What the task requires:
How many lines in the entries below contain "heading"? Answer with the number only.

Dataset records:
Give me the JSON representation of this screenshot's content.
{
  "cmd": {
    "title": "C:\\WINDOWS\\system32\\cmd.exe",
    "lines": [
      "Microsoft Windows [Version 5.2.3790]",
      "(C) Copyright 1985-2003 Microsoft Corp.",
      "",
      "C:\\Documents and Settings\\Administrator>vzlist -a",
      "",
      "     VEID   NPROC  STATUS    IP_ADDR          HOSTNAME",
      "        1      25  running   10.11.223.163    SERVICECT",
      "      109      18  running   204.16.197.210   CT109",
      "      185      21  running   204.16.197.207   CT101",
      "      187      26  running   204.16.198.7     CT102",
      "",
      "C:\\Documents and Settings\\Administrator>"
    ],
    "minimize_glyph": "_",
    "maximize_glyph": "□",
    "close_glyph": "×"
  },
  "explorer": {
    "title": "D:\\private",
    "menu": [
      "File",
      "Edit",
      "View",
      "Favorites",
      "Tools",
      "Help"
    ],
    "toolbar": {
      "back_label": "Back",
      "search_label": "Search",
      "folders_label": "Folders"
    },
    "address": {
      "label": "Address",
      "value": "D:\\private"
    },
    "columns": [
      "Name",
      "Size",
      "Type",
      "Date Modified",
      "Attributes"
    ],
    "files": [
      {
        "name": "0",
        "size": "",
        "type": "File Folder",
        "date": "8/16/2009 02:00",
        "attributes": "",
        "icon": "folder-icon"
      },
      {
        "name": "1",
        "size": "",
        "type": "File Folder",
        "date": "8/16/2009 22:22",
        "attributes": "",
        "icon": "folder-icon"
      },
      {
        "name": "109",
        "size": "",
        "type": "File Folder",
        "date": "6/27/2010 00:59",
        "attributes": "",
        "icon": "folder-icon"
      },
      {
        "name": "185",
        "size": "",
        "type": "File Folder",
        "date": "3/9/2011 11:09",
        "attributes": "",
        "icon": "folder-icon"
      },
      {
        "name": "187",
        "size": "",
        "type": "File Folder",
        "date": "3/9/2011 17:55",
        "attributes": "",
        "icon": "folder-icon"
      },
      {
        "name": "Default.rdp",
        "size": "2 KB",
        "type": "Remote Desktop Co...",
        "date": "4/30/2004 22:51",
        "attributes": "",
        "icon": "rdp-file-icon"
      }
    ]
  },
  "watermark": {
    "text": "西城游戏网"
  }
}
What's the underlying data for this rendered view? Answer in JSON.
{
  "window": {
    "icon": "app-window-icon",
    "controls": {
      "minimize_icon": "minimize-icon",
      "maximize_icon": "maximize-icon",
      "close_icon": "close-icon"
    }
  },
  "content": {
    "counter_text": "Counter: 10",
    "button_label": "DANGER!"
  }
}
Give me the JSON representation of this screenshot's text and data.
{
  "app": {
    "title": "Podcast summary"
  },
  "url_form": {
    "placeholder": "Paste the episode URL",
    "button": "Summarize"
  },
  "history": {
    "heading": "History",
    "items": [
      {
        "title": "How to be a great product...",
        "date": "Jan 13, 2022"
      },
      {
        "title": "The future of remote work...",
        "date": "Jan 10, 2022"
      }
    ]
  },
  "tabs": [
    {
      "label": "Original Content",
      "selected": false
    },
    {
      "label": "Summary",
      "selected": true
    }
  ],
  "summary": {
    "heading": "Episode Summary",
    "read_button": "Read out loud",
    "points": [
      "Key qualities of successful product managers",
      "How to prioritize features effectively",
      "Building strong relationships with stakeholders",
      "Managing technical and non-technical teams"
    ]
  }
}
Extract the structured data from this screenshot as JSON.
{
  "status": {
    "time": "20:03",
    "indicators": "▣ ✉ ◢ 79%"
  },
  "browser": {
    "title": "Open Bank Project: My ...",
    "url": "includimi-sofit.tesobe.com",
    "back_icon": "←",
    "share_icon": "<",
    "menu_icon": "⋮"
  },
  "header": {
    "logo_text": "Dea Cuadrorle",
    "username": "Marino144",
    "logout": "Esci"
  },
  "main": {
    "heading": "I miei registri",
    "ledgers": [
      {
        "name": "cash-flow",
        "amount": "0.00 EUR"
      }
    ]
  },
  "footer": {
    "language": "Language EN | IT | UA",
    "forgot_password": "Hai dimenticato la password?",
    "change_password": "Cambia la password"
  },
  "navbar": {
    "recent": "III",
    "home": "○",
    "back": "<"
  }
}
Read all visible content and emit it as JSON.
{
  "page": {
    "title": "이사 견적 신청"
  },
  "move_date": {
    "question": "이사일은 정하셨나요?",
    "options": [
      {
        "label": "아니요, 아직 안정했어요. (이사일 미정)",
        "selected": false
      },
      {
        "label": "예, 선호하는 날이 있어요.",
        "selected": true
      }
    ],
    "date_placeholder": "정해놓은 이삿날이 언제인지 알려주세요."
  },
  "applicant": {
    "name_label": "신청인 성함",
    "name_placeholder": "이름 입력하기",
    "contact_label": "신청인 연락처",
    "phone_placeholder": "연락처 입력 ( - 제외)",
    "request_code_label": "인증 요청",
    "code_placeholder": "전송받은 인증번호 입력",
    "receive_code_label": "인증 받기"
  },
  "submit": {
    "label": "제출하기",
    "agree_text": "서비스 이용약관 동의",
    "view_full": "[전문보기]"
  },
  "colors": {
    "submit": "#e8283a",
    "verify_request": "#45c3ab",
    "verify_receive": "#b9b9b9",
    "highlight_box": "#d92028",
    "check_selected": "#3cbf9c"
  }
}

Task solution:
3